I was working with a family member and I had the opportunity to be a librarian next to him/her.
The good or bad thing about being a librarian to a family member is that all that professional stuff goes out the window. This person did not enjoy a great reference interview, nor did they get a non-judgemental view of their information need. They got “Ryan” who is close to them and who has rights to tell them straight what he thinks about their reading. It’s not being a good librarian, but it is being a good family member.
So, this family member bragged to me about a tome that the scientist in me just couldn’t let go without a swipe. I want to be fair here, but let’s just say that the resource purports to have a scientific basis, but a closer inspection gives you the idea that the source is questionable at best.
And Ryan the librarian went to demonstrate the sketchyness of the source to said family member. The first strategy, though, was to find a half-decent review. The first weed-through were sources from URLs that would suggest bias in favor of the book. Kind of like if I was searching for a review of a book on the nutritional benefits of apples and could only find reviews from URLs like “applelovers.com” or “musteatapples.org.” These resources were predictably positive and not rigorous at all.
The second weed-through was the Web 2.0 level: basically, Amazon-ish type reviews. And my librarian alarm bells went off yet again. The reviews were also predictably positive, probably because the tome is the sort that would be read only by the community that accepts it. So, this led me to a primary concern about Web 2.0-ish stuff in general.

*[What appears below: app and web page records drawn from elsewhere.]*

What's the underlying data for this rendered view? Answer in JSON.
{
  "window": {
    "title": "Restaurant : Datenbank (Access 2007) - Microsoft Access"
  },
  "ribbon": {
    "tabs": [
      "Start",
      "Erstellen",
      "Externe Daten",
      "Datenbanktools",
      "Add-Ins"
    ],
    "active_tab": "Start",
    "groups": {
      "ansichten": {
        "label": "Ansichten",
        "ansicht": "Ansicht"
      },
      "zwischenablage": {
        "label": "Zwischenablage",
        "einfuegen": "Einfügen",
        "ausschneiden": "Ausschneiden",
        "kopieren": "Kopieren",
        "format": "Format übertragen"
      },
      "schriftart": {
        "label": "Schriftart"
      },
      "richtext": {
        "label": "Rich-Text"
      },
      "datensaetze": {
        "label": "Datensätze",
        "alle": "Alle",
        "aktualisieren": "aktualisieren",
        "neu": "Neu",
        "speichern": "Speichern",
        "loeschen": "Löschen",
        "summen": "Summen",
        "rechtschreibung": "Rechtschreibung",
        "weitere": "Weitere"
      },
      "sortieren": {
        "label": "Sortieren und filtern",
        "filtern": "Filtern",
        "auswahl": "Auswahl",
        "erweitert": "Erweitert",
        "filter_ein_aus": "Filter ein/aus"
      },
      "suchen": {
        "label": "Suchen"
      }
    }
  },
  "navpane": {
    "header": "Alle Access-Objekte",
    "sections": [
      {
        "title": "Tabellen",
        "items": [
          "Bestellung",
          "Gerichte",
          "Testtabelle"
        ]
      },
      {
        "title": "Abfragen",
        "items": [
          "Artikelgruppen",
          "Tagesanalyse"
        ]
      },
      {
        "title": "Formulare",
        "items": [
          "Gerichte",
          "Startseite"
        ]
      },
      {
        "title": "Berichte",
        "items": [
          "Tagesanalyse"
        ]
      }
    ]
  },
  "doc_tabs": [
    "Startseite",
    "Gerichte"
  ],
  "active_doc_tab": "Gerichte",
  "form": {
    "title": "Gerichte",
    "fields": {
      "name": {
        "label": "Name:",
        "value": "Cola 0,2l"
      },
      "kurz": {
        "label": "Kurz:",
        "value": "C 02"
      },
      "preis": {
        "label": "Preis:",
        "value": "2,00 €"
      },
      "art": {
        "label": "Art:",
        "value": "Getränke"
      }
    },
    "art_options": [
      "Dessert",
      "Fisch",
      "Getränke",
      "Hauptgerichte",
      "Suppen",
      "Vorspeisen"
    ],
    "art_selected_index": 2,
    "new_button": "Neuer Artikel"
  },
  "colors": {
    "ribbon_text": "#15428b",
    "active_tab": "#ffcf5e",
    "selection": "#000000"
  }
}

Web 2.0 means an emphasis on how one expresses the things that a community of practice already accepts or believes to be true.
Clearly, Web 2.0 wasn’t helping my family member in evaluating a resource that he/she was prepared to take quite seriously. All I had left was an analysis of the book itself. So, I searched for a bibliography. Yes! There was one! The book listed some pretty serious resources that could be found in PubMed for instance. That’s pretty impressive.
The author had a PhD as well. So there was something else in the credibility factor that raised the level of acceptance. Sort of.
But there were none. . . zero. . . nada clear references tying the information in the book to the bibliography in the back. I mean, if you are going through the trouble of research, it might be nice to state your articles in context, don’t you think? Or even just of few of them. A PhD should know this fairly well, too. The bibliography articles were also the sort that required context: they were generally esoteric, and the average reader would not be able to map through the bibliography for a clear understanding of what was going on.
An even further route, of course, would be to hit the hardcore databases for citations to the book, but that’s expensive and time consuming and not a very happy thing for a late night visit to a family member’s house.
So, in the end, I had a fairly difficult time warning my family member that he/she could be about to take a bunch of tripe at face value, when maybe — just maybe — I should have been able to find an honest and measured review of the book from a reasonably reliable third-party source. Not happening via Google that’s for sure.
But the big picture from my perspective — and admittedly, this may not be that different from the Web 1.0 scenario — is that we have a huge information source that targets the sources that agree with them. As a general rule, I find that blogs, and other web 2.0 technologies do tend to support rather than challenge views from peers. I also find that those who do challenge others’ views receive a level of ostracism in the online culture.
Blogging appears like dialog, but isn’t exactly. In many ways it is like a rigorous form of bathroom graffiti. The rewards and punishments are there, but they are diffuse compared to real in-person conversations. And the collaborations that occur are not the same. You can correct, even contradict yourself in a conversation as you and your co-speakers attempt to synthesize or negotiate your views. The blog doesn’t have that synthesizing quality. The contradictions are formal, and need to be declared outright.
On the other side of the coin, blogging lacks the kind of personal introspection that the writer of a full-scale book or journal article produces. And the blogger trend is not as scientific either. There are few bloggers out there making clearly falsifiable declarations and testing them out in the real world. Instinct and intuition are the rule, not systematic analysis.
All in all, these are serious questions about the consequences of Web 2.0. The answer, of course, is critical thinking. As I used to tell my Music 1000 students “Don’t tell me what you know. Tell me what you learned.” That is the blogger’s challenge. If bloggers are to be effective, we must fight through all that knowledge in our heads to come up with something we did not know, or would like to learn more about.
There’s a role here for librarians to support this challenge, I am sure.